When the economy weakens—and it will, eventually—odds are that the deficit will expand further, which could prompt calls for fiscal austerity just when government spending is needed the most—potentially exacerbating the effects of a recession. That’s why economists believe it’s critical to make a dent in the deficit at a time like this.

Takeaways

There’s not much investors can do to prevent rising deficits, but they can position their portfolios accordingly.

•  Keep an eye on inflation. The very factors that have contributed to rising deficits could also trigger inflation. Under this scenario, investors may wish to consider equities issued by companies with strong pricing power or a willingness to increase dividends at a rate that exceeds inflation. Strategies for a rising rate environment can also be beneficial during inflationary periods.

•  Look for yield opportunities. In anticipation of rising deficits, the Treasury Department in January announced $42 billion in new issuance, with the bulk of it in the form of short-term Treasury notes. That, coupled with the Fed’s attempts to unwind its balance sheet, could drive up short-term Treasury yields.

  Even a modest uptick in interest rates can push the US dollar higher by attracting foreign capital to fund the deficit. A strong dollar hurts large US exporters, some of which are already feeling the pinch of higher tariffs. Broad international exposure may help mitigate some of this risk.

Deficits are seldom top of mind during prosperous times, and in Washington, DC, saving for a rainy day is about as rare as a bipartisan handshake. Fortunately, investors have control of their own finances.

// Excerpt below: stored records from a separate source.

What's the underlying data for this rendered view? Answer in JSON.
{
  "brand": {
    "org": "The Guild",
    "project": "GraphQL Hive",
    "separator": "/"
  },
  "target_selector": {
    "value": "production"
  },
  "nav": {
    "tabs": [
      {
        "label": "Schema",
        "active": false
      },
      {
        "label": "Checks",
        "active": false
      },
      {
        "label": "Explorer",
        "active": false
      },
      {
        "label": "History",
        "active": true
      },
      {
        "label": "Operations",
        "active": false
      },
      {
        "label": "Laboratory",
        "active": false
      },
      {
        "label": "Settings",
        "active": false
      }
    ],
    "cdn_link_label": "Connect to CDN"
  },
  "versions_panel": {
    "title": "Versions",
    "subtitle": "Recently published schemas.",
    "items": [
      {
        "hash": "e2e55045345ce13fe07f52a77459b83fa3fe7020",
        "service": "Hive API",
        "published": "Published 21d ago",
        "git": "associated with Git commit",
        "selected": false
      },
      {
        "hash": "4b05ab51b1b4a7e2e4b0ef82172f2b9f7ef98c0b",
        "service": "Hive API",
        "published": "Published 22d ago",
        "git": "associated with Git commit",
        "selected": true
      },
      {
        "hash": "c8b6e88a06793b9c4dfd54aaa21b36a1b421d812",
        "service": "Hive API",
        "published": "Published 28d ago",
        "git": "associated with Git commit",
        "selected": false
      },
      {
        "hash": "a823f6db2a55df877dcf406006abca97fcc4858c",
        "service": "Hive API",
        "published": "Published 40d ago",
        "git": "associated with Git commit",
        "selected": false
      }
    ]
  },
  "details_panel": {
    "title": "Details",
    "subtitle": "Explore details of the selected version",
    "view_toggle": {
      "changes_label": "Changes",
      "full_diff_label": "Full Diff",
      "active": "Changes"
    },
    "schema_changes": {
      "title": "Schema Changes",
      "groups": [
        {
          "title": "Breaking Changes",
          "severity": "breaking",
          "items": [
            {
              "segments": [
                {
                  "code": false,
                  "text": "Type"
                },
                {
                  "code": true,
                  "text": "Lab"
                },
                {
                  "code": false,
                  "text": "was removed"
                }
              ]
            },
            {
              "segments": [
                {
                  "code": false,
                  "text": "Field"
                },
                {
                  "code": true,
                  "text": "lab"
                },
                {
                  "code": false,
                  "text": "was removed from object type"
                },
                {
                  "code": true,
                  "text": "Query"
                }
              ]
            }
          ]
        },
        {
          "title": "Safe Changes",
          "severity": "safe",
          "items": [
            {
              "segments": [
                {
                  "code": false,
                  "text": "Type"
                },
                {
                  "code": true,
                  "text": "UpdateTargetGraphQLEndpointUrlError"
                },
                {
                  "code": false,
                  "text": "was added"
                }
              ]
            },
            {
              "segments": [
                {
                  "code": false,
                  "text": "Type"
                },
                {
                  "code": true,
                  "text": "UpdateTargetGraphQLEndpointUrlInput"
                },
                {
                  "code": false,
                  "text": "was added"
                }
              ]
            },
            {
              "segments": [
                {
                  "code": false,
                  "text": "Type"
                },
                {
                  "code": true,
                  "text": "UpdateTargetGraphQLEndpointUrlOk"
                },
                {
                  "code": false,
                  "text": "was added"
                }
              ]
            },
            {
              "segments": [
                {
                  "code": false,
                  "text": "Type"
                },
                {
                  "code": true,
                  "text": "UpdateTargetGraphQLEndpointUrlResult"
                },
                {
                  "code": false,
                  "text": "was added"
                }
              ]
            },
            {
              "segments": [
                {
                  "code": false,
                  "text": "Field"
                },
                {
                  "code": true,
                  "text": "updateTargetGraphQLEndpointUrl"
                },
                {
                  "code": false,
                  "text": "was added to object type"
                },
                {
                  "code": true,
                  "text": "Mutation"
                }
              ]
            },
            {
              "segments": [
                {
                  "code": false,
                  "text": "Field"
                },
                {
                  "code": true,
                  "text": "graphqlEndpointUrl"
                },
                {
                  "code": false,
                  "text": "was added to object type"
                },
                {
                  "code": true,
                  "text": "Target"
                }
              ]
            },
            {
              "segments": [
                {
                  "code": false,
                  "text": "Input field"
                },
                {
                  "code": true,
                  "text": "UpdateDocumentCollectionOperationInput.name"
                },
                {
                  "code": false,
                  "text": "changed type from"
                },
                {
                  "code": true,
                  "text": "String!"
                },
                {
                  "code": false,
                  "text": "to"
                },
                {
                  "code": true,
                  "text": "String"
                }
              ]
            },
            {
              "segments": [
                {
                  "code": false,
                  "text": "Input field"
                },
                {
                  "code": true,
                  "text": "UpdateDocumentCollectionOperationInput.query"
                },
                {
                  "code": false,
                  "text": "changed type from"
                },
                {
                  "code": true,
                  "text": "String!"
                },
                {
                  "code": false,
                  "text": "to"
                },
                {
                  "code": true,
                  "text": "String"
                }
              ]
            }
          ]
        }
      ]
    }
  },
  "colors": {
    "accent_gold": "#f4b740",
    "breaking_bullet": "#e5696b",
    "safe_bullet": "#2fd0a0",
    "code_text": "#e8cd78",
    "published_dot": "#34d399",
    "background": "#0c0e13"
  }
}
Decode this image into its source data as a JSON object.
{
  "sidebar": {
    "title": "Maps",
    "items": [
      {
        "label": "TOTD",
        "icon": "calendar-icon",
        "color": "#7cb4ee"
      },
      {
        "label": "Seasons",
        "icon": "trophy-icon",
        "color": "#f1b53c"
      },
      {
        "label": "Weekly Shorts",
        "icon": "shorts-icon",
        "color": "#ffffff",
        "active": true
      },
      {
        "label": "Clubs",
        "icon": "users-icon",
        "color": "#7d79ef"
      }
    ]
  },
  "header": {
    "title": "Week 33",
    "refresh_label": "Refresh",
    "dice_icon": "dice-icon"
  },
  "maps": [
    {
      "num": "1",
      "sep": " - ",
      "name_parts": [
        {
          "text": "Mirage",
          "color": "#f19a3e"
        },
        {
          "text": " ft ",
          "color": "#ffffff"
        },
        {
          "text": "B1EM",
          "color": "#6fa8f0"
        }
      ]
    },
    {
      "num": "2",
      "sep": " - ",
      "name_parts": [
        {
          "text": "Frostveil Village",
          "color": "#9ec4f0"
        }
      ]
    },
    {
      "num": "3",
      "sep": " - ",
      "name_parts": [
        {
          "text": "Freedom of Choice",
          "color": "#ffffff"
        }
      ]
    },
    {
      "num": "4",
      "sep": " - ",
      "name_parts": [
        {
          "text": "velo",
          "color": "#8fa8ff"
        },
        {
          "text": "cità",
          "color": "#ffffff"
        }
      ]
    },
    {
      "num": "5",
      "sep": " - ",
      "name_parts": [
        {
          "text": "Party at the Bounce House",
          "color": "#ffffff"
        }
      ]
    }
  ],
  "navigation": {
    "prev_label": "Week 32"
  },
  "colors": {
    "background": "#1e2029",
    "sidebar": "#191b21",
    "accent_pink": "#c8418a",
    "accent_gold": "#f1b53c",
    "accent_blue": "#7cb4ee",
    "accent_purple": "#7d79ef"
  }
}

Ultimately, a well-diversified portfolio may be your best defense against the aftershocks of an exploding deficit.

1.  Congressional Budget Office, “The Budget and Economic Outlook: 2018 to 2028,” April 2018. https://www.cbo.gov/system/files?file=115th-congress-2017-2018/reports/53651-outlook.pdf

2.  Congressional Budget Office, Budget and Economic Data, 2018. https://www.cbo.gov/about/products/budget-economic-data